> **TASK PROMPT**: The reply must contain all of the records, unchanged.

Start of DATA

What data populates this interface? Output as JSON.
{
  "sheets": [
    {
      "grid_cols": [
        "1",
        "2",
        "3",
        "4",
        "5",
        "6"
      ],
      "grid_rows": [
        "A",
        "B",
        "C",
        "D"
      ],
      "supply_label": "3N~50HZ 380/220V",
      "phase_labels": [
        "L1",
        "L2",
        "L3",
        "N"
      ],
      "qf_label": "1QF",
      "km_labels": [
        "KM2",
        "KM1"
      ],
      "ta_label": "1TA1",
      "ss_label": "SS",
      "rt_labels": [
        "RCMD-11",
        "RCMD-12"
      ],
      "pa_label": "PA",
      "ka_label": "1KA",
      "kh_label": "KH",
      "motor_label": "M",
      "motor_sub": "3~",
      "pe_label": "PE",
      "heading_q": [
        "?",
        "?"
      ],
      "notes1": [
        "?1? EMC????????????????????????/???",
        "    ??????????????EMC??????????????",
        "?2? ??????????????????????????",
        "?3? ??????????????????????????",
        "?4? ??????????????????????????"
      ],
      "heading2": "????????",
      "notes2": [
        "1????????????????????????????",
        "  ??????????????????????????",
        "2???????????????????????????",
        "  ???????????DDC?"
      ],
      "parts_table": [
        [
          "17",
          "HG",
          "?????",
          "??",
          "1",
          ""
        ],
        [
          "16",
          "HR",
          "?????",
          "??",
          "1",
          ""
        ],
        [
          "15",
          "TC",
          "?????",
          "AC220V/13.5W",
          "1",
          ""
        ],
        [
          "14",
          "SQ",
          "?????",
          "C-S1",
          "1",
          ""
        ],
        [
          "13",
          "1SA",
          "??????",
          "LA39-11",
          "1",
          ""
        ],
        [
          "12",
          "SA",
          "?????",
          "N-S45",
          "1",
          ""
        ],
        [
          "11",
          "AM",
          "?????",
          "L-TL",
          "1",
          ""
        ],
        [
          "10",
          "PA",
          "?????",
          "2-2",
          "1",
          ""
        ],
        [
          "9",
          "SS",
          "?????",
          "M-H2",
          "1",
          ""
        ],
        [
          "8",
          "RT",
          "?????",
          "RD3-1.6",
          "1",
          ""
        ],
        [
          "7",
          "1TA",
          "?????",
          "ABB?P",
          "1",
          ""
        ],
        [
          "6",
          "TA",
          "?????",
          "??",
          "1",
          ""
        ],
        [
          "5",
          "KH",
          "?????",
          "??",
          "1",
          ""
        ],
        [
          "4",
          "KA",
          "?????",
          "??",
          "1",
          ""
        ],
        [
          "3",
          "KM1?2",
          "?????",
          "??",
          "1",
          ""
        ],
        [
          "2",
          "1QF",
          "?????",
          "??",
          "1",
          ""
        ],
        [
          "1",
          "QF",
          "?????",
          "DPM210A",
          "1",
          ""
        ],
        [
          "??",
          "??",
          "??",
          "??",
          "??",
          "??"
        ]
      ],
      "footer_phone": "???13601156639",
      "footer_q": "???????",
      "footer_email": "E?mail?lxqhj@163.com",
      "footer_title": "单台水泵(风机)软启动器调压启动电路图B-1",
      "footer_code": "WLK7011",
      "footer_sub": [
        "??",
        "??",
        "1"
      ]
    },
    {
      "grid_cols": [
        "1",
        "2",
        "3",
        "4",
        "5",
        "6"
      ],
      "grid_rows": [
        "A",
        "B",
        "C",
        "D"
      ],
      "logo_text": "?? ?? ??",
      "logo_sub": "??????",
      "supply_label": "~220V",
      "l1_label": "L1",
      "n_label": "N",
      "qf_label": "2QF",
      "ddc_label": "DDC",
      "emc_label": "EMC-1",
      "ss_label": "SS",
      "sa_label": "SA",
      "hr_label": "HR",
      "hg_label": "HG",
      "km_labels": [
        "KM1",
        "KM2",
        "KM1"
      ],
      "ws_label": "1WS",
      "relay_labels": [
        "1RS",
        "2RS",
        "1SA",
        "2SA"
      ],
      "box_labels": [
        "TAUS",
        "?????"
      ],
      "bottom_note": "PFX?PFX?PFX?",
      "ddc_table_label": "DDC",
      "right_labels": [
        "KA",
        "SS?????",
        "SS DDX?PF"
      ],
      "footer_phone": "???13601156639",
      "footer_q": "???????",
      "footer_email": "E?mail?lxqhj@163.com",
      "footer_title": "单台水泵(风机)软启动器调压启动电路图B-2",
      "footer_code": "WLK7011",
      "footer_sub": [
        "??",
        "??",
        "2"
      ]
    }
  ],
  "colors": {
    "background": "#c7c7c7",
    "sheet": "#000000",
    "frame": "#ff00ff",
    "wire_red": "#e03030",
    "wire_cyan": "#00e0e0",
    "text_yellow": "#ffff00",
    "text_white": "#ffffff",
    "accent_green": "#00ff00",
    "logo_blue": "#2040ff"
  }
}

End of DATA

> **TASK SOLUTION**:
What data populates this interface? Output as JSON.
{
  "sheets": [
    {
      "grid_cols": [
        "1",
        "2",
        "3",
        "4",
        "5",
        "6"
      ],
      "grid_rows": [
        "A",
        "B",
        "C",
        "D"
      ],
      "supply_label": "3N~50HZ 380/220V",
      "phase_labels": [
        "L1",
        "L2",
        "L3",
        "N"
      ],
      "qf_label": "1QF",
      "km_labels": [
        "KM2",
        "KM1"
      ],
      "ta_label": "1TA1",
      "ss_label": "SS",
      "rt_labels": [
        "RCMD-11",
        "RCMD-12"
      ],
      "pa_label": "PA",
      "ka_label": "1KA",
      "kh_label": "KH",
      "motor_label": "M",
      "motor_sub": "3~",
      "pe_label": "PE",
      "heading_q": [
        "?",
        "?"
      ],
      "notes1": [
        "?1? EMC????????????????????????/???",
        "    ??????????????EMC??????????????",
        "?2? ??????????????????????????",
        "?3? ??????????????????????????",
        "?4? ??????????????????????????"
      ],
      "heading2": "????????",
      "notes2": [
        "1????????????????????????????",
        "  ??????????????????????????",
        "2???????????????????????????",
        "  ???????????DDC?"
      ],
      "parts_table": [
        [
          "17",
          "HG",
          "?????",
          "??",
          "1",
          ""
        ],
        [
          "16",
          "HR",
          "?????",
          "??",
          "1",
          ""
        ],
        [
          "15",
          "TC",
          "?????",
          "AC220V/13.5W",
          "1",
          ""
        ],
        [
          "14",
          "SQ",
          "?????",
          "C-S1",
          "1",
          ""
        ],
        [
          "13",
          "1SA",
          "??????",
          "LA39-11",
          "1",
          ""
        ],
        [
          "12",
          "SA",
          "?????",
          "N-S45",
          "1",
          ""
        ],
        [
          "11",
          "AM",
          "?????",
          "L-TL",
          "1",
          ""
        ],
        [
          "10",
          "PA",
          "?????",
          "2-2",
          "1",
          ""
        ],
        [
          "9",
          "SS",
          "?????",
          "M-H2",
          "1",
          ""
        ],
        [
          "8",
          "RT",
          "?????",
          "RD3-1.6",
          "1",
          ""
        ],
        [
          "7",
          "1TA",
          "?????",
          "ABB?P",
          "1",
          ""
        ],
        [
          "6",
          "TA",
          "?????",
          "??",
          "1",
          ""
        ],
        [
          "5",
          "KH",
          "?????",
          "??",
          "1",
          ""
        ],
        [
          "4",
          "KA",
          "?????",
          "??",
          "1",
          ""
        ],
        [
          "3",
          "KM1?2",
          "?????",
          "??",
          "1",
          ""
        ],
        [
          "2",
          "1QF",
          "?????",
          "??",
          "1",
          ""
        ],
        [
          "1",
          "QF",
          "?????",
          "DPM210A",
          "1",
          ""
        ],
        [
          "??",
          "??",
          "??",
          "??",
          "??",
          "??"
        ]
      ],
      "footer_phone": "???13601156639",
      "footer_q": "???????",
      "footer_email": "E?mail?lxqhj@163.com",
      "footer_title": "单台水泵(风机)软启动器调压启动电路图B-1",
      "footer_code": "WLK7011",
      "footer_sub": [
        "??",
        "??",
        "1"
      ]
    },
    {
      "grid_cols": [
        "1",
        "2",
        "3",
        "4",
        "5",
        "6"
      ],
      "grid_rows": [
        "A",
        "B",
        "C",
        "D"
      ],
      "logo_text": "?? ?? ??",
      "logo_sub": "??????",
      "supply_label": "~220V",
      "l1_label": "L1",
      "n_label": "N",
      "qf_label": "2QF",
      "ddc_label": "DDC",
      "emc_label": "EMC-1",
      "ss_label": "SS",
      "sa_label": "SA",
      "hr_label": "HR",
      "hg_label": "HG",
      "km_labels": [
        "KM1",
        "KM2",
        "KM1"
      ],
      "ws_label": "1WS",
      "relay_labels": [
        "1RS",
        "2RS",
        "1SA",
        "2SA"
      ],
      "box_labels": [
        "TAUS",
        "?????"
      ],
      "bottom_note": "PFX?PFX?PFX?",
      "ddc_table_label": "DDC",
      "right_labels": [
        "KA",
        "SS?????",
        "SS DDX?PF"
      ],
      "footer_phone": "???13601156639",
      "footer_q": "???????",
      "footer_email": "E?mail?lxqhj@163.com",
      "footer_title": "单台水泵(风机)软启动器调压启动电路图B-2",
      "footer_code": "WLK7011",
      "footer_sub": [
        "??",
        "??",
        "2"
      ]
    }
  ],
  "colors": {
    "background": "#c7c7c7",
    "sheet": "#000000",
    "frame": "#ff00ff",
    "wire_red": "#e03030",
    "wire_cyan": "#00e0e0",
    "text_yellow": "#ffff00",
    "text_white": "#ffffff",
    "accent_green": "#00ff00",
    "logo_blue": "#2040ff"
  }
}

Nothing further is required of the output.